Personal Growth


If something feels ‘not quite right’ then it probably isn’t.

I like the engineering definition of tolerance; it being the range of how far a true measurement can differ from what’s intended.

Simply put, what level of variation can occur for a system to continue to operate effectively?

The idea of specified tolerance, the notion that tolerance has limits, is a useful benchmark for our personal and professional lives. It suggests that our acceptance of situations or behaviours, our ability to ‘put up with something’, can or should have an expiry date. It implies that there will be a boundary to our endurance and stoicism.

Understanding this limit, knowing when to call it a day on situations or behaviour by saying enough is enough, is where we can become unstuck. Despite engineering showing the way, too often we ignore the limit tolerance has set for us and condone or shapeshift into something we’re not. We think that tolerating a situation is strength, that we’re the more noble person or organisation by being forgiving and accepting.

No, that’s not how it works.

In fact, the opposite occurs. We get weaker. Science tells us that if the tolerance limit is exceeded the system will cease to operate effectively and may collapse all together. Too much leniency at a personal level will result in disempowerment and an inability to realise potential. Too much accommodation in a role or business will result in a loss of success and competitive edge.

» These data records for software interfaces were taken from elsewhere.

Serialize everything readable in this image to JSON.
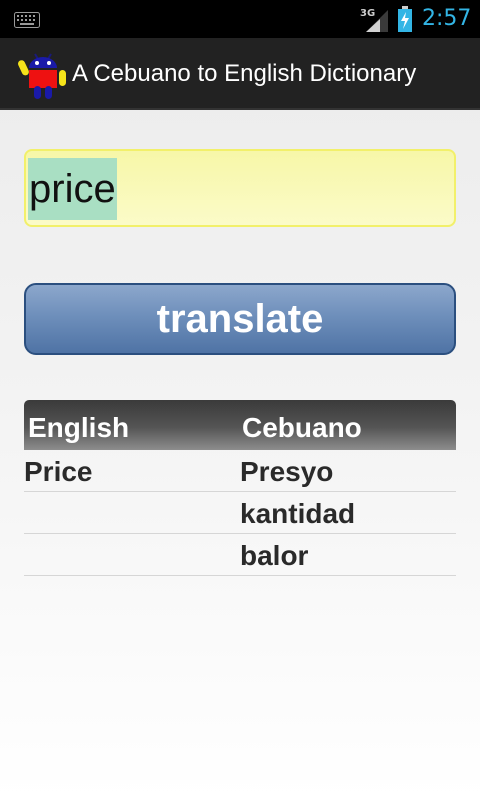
{
  "status_bar": {
    "network": "3G",
    "time": "2:57",
    "icons": [
      "keyboard-icon",
      "signal-icon",
      "battery-charging-icon"
    ]
  },
  "action_bar": {
    "title": "A Cebuano to English Dictionary",
    "icon": "android-app-icon"
  },
  "search": {
    "value": "price"
  },
  "translate_button": {
    "label": "translate"
  },
  "results": {
    "headers": {
      "english": "English",
      "cebuano": "Cebuano"
    },
    "rows": [
      {
        "english": "Price",
        "cebuano": "Presyo"
      },
      {
        "english": "",
        "cebuano": "kantidad"
      },
      {
        "english": "",
        "cebuano": "balor"
      }
    ]
  },
  "colors": {
    "clock": "#33b5e5",
    "input_background": "#fbfbc8",
    "input_border": "#f2f06a",
    "selection_highlight": "#a9dfc3",
    "button_gradient_top": "#8ca7cc",
    "button_gradient_bottom": "#4f73a5"
  }
}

However, if we reach our limit and stop the tolerating, one of two things can happen. The situation improves, through honest conversation, constructive adaptation and compromise from all parties, or the situation dissolves and we move on.

The challenge is to know when to call it. Here are 3 takeouts to help you.

3 Tips to Help You Know When Enough is Enough

1. Pay Attention to the Agitation

Prolonged discomfort means something. If you’ve tried compromise and adaptation, without anything in return, it is a sure signal that you may be reaching a tolerance limit. If something feels ‘not quite right’ then it probably isn’t.

2. Assert Your Needs

You’re entitled to have needs. Individuals and organisations require certain standards and results. Know when to push for these needs and requirements by using assertive language; state your priorities and enforce consequences when they’re not met.

3. Watch for Creeping Normalcy

Creeping normalcy refers to the process of adjusting to small incremental change that becomes detrimental in the long term. We tolerate in the moment what appears to be a minor change or unfavourable situation, but as these small tolerances accumulate, they stack up to destabilise and threaten our wellbeing. Take a stock take of where you are now and where you used to be or what you said you’d never do. The bigger the gap the more of a problem you have.

Copyright 2022 Robin Elliott

Personal Boundaries